Reading the first letter of each of the word ladder words reveals the message "ENTER SECRET CODE VERITAS INTO YOUR LAPTOP". Doing so provided team with the Harvard Sentences (which, by the way, are an actual data set used for testing cell phones - see below for more details). The rest of the puzzle should be solvable with this information.
Design notes (from Ben)
The original concept for this puzzle dates back to the very first discussions of a mafia theme, which prompted Ben to order a stuffed horse head.
Due to a lack of a puzzle idea, the horse head served as an office prank and a sofa throw pillow, but didn't have an associated puzzle until a brainstorm in February.
Ben, as part of shipping Kin, travelled to join some partner engineers during field integration pretesting for the Kin One and Two on the east coast - a process that involves lots of riding around in a van down by the river. Turns out, the Test Guy commercials are pretty accurate to how phone certification actually works; this article on Verizon's site, "These Days, a Chicken Leg Is A Rare Dish", details more about how Verizon uses Harvard Sentences for long call testing in conjunction with one of these test head-and-hand setups:

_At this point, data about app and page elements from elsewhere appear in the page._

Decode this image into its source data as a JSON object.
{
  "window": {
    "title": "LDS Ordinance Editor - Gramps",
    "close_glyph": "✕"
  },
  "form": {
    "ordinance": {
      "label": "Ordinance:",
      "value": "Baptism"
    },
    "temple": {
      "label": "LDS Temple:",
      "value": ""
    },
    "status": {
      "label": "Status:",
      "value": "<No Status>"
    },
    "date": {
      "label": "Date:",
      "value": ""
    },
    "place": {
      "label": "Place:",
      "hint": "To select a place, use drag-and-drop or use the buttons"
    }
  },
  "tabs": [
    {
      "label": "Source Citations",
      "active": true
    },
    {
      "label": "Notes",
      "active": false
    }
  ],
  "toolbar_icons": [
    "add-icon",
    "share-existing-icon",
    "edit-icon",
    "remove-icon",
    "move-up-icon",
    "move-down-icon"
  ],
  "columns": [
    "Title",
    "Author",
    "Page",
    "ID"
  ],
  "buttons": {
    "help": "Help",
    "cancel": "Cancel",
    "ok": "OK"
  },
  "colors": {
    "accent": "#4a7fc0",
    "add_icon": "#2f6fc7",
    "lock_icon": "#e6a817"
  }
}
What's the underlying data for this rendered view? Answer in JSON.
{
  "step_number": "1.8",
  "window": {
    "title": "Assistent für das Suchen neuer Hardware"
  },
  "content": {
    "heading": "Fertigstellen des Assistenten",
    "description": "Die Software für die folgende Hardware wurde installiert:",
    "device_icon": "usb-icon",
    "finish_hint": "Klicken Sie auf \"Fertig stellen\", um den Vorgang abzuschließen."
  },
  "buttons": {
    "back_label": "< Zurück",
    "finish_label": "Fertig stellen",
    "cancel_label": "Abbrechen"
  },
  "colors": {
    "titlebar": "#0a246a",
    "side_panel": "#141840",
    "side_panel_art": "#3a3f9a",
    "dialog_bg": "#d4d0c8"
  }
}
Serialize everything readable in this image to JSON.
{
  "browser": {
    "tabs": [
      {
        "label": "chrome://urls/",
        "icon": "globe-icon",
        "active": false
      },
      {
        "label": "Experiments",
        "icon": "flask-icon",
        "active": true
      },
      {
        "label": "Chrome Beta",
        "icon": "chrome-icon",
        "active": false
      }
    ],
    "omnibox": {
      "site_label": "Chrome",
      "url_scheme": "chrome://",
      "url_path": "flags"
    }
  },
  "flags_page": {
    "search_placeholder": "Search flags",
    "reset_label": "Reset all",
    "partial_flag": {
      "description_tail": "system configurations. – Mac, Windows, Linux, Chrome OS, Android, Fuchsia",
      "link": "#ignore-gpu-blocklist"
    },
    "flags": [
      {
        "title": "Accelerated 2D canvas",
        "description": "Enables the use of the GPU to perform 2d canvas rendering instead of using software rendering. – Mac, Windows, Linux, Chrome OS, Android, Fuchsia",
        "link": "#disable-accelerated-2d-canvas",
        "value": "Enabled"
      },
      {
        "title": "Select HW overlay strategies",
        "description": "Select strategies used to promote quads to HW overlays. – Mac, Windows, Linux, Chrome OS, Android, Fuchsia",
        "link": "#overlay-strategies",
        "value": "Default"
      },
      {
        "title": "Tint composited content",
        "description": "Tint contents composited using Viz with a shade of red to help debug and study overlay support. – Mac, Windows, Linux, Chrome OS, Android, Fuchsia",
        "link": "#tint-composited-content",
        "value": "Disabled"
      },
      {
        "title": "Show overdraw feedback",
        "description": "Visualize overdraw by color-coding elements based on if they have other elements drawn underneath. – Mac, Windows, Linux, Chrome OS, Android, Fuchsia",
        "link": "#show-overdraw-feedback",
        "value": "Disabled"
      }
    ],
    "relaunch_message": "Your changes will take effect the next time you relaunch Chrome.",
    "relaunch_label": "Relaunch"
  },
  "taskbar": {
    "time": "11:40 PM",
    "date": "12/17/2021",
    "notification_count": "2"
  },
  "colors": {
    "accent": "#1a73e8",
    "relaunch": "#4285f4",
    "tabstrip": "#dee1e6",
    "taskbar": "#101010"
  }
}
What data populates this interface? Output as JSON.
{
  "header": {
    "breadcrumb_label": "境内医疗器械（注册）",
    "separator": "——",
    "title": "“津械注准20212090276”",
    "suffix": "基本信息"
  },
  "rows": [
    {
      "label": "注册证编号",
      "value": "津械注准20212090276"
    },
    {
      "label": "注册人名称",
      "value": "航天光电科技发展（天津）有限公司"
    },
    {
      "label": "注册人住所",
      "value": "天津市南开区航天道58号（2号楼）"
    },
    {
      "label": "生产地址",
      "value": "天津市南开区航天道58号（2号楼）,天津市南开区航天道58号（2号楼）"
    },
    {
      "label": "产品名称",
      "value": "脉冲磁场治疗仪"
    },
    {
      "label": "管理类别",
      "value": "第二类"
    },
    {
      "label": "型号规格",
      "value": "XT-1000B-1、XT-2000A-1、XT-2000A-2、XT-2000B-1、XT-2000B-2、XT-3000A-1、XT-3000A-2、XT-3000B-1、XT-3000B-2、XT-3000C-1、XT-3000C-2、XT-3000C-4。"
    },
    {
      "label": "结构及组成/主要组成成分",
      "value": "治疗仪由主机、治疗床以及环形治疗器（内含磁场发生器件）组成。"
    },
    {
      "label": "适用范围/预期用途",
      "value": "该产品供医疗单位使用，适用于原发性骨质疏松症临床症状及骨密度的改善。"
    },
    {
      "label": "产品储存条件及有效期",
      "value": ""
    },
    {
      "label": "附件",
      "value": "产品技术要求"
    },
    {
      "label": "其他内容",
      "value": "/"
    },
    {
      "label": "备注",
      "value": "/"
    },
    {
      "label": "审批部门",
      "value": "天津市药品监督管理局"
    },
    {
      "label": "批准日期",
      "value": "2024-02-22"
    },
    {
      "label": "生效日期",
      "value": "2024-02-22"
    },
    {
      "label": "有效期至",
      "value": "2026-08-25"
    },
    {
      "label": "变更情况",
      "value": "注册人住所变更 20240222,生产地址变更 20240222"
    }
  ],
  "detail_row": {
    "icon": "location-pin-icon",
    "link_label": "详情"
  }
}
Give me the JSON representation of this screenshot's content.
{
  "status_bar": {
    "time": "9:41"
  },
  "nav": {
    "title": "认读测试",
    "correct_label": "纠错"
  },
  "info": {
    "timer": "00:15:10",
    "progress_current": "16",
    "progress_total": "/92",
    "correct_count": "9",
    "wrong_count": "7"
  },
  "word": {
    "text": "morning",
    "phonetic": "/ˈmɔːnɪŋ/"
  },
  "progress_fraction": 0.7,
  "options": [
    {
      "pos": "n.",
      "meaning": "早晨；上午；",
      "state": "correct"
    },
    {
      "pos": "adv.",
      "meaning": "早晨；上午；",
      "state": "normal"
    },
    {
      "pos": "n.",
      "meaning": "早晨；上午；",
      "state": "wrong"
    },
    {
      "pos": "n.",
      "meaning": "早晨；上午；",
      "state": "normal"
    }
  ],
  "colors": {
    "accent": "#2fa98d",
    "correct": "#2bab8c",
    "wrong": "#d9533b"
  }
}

At one point, after riding around in the van listening to the Harvard Sentences for hours on end - Ben observed that the process was very similar to The Game (inverters, laptops, snacks and all), except there was no puzzle to solve in the Harvard Sentences. One of the other test engineers remarked that the Harvard Sentences would make a great puzzle seed, and suddenly a lightbulb came on.
Since Brett was properly educated at Harvard, I contacted him with an idea codenamed "Mr. Ed": a horse head riding around in the team vans speaking Harvard Sentences. He was kind enough to take that seed and run with it, and deserves sole credit for the awesome puzzle that he developed based on my vaguely suggested data set and delivery mechanism.
Design notes (from Brett)
There's not much to tell here - Ben handed the seed off to me and after a few weeks of thinking I came up with the idea of matching ten sentence lists to ten letter words, and the puzzle was born. Very little changed from the early versions of the puzzle to the final version. Unfortunately we weren't able to procure enough of the horse head pillows for the actual game, so we ended up with the smaller horse heads that instead.
Also, for those wondering, the horses voice was me doing my best pretentious Harvard accent. This was the fourth different voice I used in my various roles during Game weekend. :-)
As it turns out, when you bulk order $5 iPod Shuffle knock-offs so that you can provide each team with an MP3 player, you get what you pay for. Many teams' MP3 players ran out of battery between the time the puzzle was planted and the time the team returned to their van. As a result, these teams just got a stuffed horse head that didn't talk, and had to listen to the Harvard Sentences through their laptops.